Following the sudden shutdown of The Messenger and the termination of its entire staff, owner Jimmy Finkelstein is now facing legal challenges. A proposed class action suit alleges that Finkelstein violated the WARN Act by dismissing 300 employees without prior notice, severance, or healthcare, a move deemed in violation of the Worker Adjustment and Retraining Notification Act (WARN Act).
The lawsuit seeks class certification along with unpaid wages and additional fees. This development comes a day after The Messenger, a digital news site, announced its unexpected closure due to challenges in securing sufficient capital for profitability. Founder Jimmy Finkelstein attributed the shutdown to economic headwinds affecting many media companies, with The Messenger encountering significant hurdles as a new company.
Launched in May, The Messenger aimed to be a prominent player in the digital media landscape, featuring interviews with notable figures such as former President Donald Trump. However, the venture reportedly incurred losses of around $38 million following a $50 million funding round and struggled amid challenges in the advertising sector.

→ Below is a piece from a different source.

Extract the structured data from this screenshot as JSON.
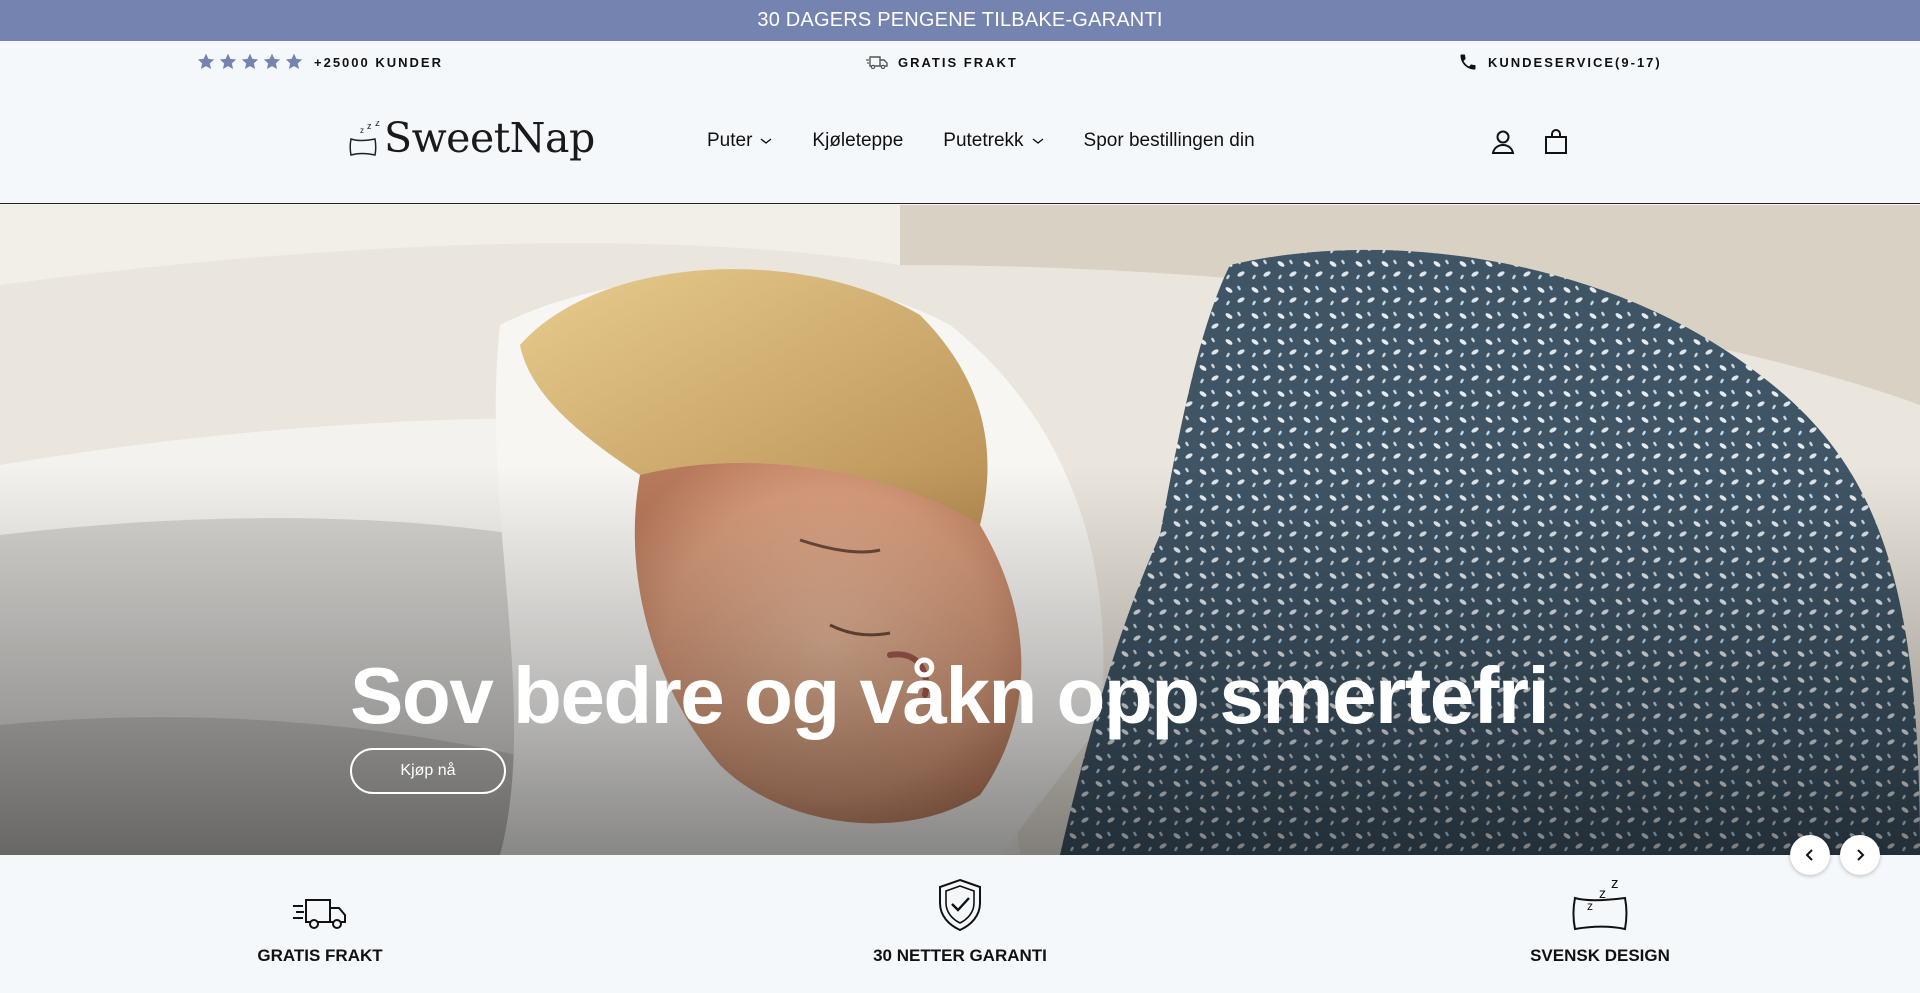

The shutdown of The Messenger reflects broader challenges in the media industry, with other outlets like the Los Angeles Times and BuzzFeed News also grappling with layoffs and closures. The legal action against Finkelstein underscores the difficulties employees face when companies shut down abruptly, leaving them without notice or compensation.